__Task to carry out__:
Go through the entries below and copy each line that holds the word "text".
=====
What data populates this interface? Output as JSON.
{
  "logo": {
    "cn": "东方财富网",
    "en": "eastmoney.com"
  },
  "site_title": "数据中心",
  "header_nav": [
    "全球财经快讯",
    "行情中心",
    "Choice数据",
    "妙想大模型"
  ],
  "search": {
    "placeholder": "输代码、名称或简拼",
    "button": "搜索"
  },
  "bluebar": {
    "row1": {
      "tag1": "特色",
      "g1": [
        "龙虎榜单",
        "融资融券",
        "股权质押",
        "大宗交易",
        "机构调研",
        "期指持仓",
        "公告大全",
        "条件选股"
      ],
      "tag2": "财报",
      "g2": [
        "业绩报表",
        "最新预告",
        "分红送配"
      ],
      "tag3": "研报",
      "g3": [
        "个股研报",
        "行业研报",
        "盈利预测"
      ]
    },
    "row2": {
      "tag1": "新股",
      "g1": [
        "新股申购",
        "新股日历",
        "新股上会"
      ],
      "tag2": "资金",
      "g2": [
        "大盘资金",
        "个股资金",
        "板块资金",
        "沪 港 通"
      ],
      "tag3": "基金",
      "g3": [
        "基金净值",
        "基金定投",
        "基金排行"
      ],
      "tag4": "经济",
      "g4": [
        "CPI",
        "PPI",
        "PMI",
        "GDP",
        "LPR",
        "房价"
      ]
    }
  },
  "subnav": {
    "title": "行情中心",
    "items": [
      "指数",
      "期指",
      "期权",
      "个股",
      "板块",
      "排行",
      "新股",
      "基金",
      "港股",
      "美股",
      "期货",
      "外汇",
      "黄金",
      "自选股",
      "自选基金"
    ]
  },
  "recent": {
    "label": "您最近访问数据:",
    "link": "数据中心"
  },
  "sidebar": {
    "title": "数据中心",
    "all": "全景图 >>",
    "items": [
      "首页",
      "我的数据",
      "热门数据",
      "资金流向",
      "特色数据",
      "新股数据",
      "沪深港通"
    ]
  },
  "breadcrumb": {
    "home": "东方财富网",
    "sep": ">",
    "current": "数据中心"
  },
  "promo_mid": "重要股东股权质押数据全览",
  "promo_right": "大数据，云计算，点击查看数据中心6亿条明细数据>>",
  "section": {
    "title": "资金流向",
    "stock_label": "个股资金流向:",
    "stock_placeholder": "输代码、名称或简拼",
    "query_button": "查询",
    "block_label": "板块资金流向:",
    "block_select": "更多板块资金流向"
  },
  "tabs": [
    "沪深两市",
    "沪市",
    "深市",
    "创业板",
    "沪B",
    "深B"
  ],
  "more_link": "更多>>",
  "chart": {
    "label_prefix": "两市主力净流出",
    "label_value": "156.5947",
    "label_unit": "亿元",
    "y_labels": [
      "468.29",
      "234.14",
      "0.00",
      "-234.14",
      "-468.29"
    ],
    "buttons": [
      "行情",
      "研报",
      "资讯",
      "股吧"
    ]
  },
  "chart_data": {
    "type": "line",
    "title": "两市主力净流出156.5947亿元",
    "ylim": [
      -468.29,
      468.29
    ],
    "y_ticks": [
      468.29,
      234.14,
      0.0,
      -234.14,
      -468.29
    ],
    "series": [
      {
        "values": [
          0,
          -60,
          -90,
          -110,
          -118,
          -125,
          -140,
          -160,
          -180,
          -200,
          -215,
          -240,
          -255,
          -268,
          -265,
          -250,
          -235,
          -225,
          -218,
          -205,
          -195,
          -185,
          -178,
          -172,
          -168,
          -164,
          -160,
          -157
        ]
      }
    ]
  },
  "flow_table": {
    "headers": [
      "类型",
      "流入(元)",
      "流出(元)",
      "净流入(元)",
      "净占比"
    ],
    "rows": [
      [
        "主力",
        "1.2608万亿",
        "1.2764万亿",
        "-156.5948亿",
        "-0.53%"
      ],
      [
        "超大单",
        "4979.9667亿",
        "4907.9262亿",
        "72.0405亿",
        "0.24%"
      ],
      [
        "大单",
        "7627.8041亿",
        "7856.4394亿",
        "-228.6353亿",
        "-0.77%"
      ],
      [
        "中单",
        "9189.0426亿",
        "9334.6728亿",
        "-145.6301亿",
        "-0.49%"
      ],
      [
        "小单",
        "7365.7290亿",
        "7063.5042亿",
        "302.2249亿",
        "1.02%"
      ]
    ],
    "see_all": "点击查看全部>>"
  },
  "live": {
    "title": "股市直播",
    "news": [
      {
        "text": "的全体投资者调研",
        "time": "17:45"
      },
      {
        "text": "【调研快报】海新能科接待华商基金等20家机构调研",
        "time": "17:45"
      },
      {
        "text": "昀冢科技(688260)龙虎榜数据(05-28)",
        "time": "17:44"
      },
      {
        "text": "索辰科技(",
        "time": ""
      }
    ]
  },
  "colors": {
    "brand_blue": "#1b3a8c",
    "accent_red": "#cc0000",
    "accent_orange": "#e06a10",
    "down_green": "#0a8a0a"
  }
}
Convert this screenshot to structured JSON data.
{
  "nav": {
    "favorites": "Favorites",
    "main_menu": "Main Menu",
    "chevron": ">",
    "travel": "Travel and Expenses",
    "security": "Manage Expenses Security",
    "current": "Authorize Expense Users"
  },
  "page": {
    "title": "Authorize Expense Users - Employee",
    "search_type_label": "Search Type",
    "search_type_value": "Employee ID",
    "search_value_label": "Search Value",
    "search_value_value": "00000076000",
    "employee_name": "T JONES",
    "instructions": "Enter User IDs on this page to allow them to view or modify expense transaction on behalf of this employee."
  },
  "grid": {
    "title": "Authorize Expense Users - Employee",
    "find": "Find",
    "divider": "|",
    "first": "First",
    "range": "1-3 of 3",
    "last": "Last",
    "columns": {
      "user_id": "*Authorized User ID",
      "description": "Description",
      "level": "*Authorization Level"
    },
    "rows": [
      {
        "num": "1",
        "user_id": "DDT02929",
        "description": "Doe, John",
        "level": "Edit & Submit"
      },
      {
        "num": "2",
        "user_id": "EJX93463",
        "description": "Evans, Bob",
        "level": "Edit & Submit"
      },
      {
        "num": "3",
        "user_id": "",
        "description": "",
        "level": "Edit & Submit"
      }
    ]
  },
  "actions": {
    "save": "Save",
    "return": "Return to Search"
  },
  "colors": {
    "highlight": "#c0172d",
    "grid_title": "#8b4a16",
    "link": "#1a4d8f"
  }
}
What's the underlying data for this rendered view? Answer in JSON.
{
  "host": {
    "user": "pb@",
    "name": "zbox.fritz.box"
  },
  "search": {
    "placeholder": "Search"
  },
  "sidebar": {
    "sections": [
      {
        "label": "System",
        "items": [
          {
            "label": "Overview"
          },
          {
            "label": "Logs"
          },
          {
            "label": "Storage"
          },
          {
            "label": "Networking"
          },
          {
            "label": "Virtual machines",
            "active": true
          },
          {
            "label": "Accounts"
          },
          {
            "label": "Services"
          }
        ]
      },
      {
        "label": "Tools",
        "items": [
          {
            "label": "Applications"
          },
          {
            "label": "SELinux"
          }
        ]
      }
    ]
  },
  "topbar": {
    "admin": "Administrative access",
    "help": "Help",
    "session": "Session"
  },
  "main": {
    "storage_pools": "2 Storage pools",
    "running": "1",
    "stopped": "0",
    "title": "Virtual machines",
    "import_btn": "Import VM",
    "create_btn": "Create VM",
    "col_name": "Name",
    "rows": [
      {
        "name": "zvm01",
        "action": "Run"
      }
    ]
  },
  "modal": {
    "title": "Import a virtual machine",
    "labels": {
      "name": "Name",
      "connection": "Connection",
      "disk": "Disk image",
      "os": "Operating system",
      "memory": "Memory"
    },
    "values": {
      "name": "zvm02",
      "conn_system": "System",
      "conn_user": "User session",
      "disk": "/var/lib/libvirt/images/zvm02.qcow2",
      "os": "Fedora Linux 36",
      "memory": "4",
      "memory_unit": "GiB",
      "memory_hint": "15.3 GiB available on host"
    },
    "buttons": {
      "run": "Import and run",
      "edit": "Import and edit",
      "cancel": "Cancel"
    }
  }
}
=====
__Solution__:
        "text": "的全体投资者调研",
        "text": "【调研快报】海新能科接待华商基金等20家机构调研",
        "text": "昀冢科技(688260)龙虎榜数据(05-28)",
        "text": "索辰科技(",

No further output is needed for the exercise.